But Uber’s business model is facing some serious legal trouble.  From Uber’s perspective, it does not employ the drivers who utilize its software program.  Rather, according to Uber, the drivers are independent contractors who simply utilize its software for a fee.  This approach has a number of advantages.  One significant benefit is that by classifying drivers as independent contractors Uber is able to avoid some state and federal labor laws.  The social propriety of Uber’s business model has often been questioned, but it is now facing legal challenges by drivers who believe they should be considered “employees” under California law.

A class action lawsuit captioned O’Conner v. Uber Technologies, Inc. is currently pending in the Norther District of California. The class representatives are bringing claims on behalf of a class of California drivers alleging, among other things, that Uber has wrongfully classified them as “independent contractors” rather than “employees.”  According to the class representatives, Uber drivers in California are really “employees” under California law and, as such, are entitled to certain benefits including a “tips” paid by fare paying customers.

Uber’s defense of the class action suit took a serious blow this week when Northern District of California Judge Edward Chen granted class certification for certain claims made by the representatives. (You can read the full opinion here  Importantly, Judge Chen certified the class for purposes of (1) determining whether, under California law, Uber drivers were improperly classified as “independent contractors” and (2) determining whether the drivers were entitled to receive the “tips” charged to fare paying customers.

Analyzing the issue of class certification under Rule 23, Judge Chen noted that the “cardinal” issue was whether the drivers’ working relationships with Uber were “sufficiently similar so that a jury can resolve the Plaintiff’s legal claims at once.”  In other words, could a jury, considering a uniform set of facts, reach a conclusion that all of the drivers were either “employees” or “independent contractors.”   If a jury could make that determination based on a uniform set of facts the suit could be properly certified as a “class action.”  Otherwise each driver would have to bring an individual suit.  It is increasing rare for class actions to be certified, but Judge Chen concluded that this case fit the mold and granted certification.

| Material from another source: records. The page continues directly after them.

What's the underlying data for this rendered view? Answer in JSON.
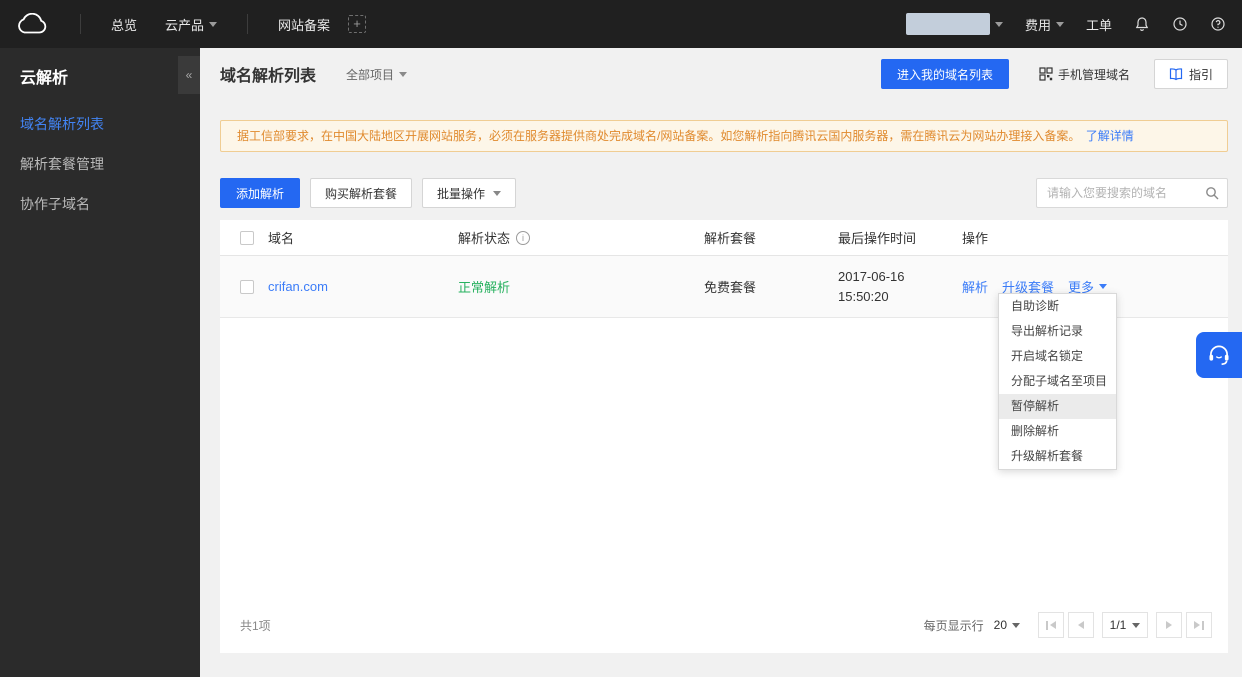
{
  "topbar": {
    "overview": "总览",
    "cloud_products": "云产品",
    "website_filing": "网站备案",
    "billing": "费用",
    "ticket": "工单"
  },
  "sidebar": {
    "title": "云解析",
    "collapse": "«",
    "items": [
      {
        "label": "域名解析列表",
        "active": true
      },
      {
        "label": "解析套餐管理",
        "active": false
      },
      {
        "label": "协作子域名",
        "active": false
      }
    ]
  },
  "header": {
    "title": "域名解析列表",
    "project_filter": "全部项目",
    "primary_button": "进入我的域名列表",
    "phone_manage": "手机管理域名",
    "guide": "指引"
  },
  "notice": {
    "text": "据工信部要求，在中国大陆地区开展网站服务，必须在服务器提供商处完成域名/网站备案。如您解析指向腾讯云国内服务器，需在腾讯云为网站办理接入备案。",
    "link": "了解详情"
  },
  "toolbar": {
    "add": "添加解析",
    "buy": "购买解析套餐",
    "batch": "批量操作",
    "search_placeholder": "请输入您要搜索的域名"
  },
  "table": {
    "columns": [
      "域名",
      "解析状态",
      "解析套餐",
      "最后操作时间",
      "操作"
    ],
    "rows": [
      {
        "domain": "crifan.com",
        "status": "正常解析",
        "plan": "免费套餐",
        "date": "2017-06-16",
        "time": "15:50:20",
        "action_resolve": "解析",
        "action_upgrade": "升级套餐",
        "action_more": "更多"
      }
    ]
  },
  "more_menu": {
    "items": [
      "自助诊断",
      "导出解析记录",
      "开启域名锁定",
      "分配子域名至项目",
      "暂停解析",
      "删除解析",
      "升级解析套餐"
    ],
    "highlighted": "暂停解析"
  },
  "footer": {
    "total": "共1项",
    "per_page_label": "每页显示行",
    "per_page_value": "20",
    "page_indicator": "1/1"
  },
  "colors": {
    "accent_blue": "#2468f2",
    "link_blue": "#3b7cf8",
    "status_green": "#27b15f",
    "notice_text": "#e08a2e",
    "notice_bg": "#fdf6e8",
    "notice_border": "#f0cd93",
    "topbar_bg": "#202020",
    "sidebar_bg": "#2b2b2b"
  }
}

Judge Chen began his analysis by observing that there was no real dispute under Rule 23 as to the ascertainability or numerosity of the the putative class of California drivers.  Indeed, the class would include over 160,000 members and could be easily identified from Uber’s business records.  As is normally the case with a proposed class action, the rubber meets the road with respect to issues commonality and typicality. But Judge Chen did not have trouble in concluding that the putative class met these requirements as well.  He noted that for purposes of commonality, “the lawsuit must call upon the court or jury to decide at least one factual or legal question that will generate a common answer ‘apt to drive the litigation.'”  Here, that question was whether the drivers were miss-classified as “independent contractors” under California law.

Judge Chen concluded that the central question as to whether drivers were “contractors” or “employees” not only would “drive the litigation” but that it “could in fact be outcome determinative.”

The upshot of Judge Chen’s decision is that Uber is now facing serious financial exposure to a class action lawsuit that could fundamentally change the way it does business.  Of course, it is up to the jury to decide whether or not the class members are “employees” or “independent contractors,” but jury trials are extremely risky and it seems unlikely that Uber would take such a big gamble.  Stay tuned.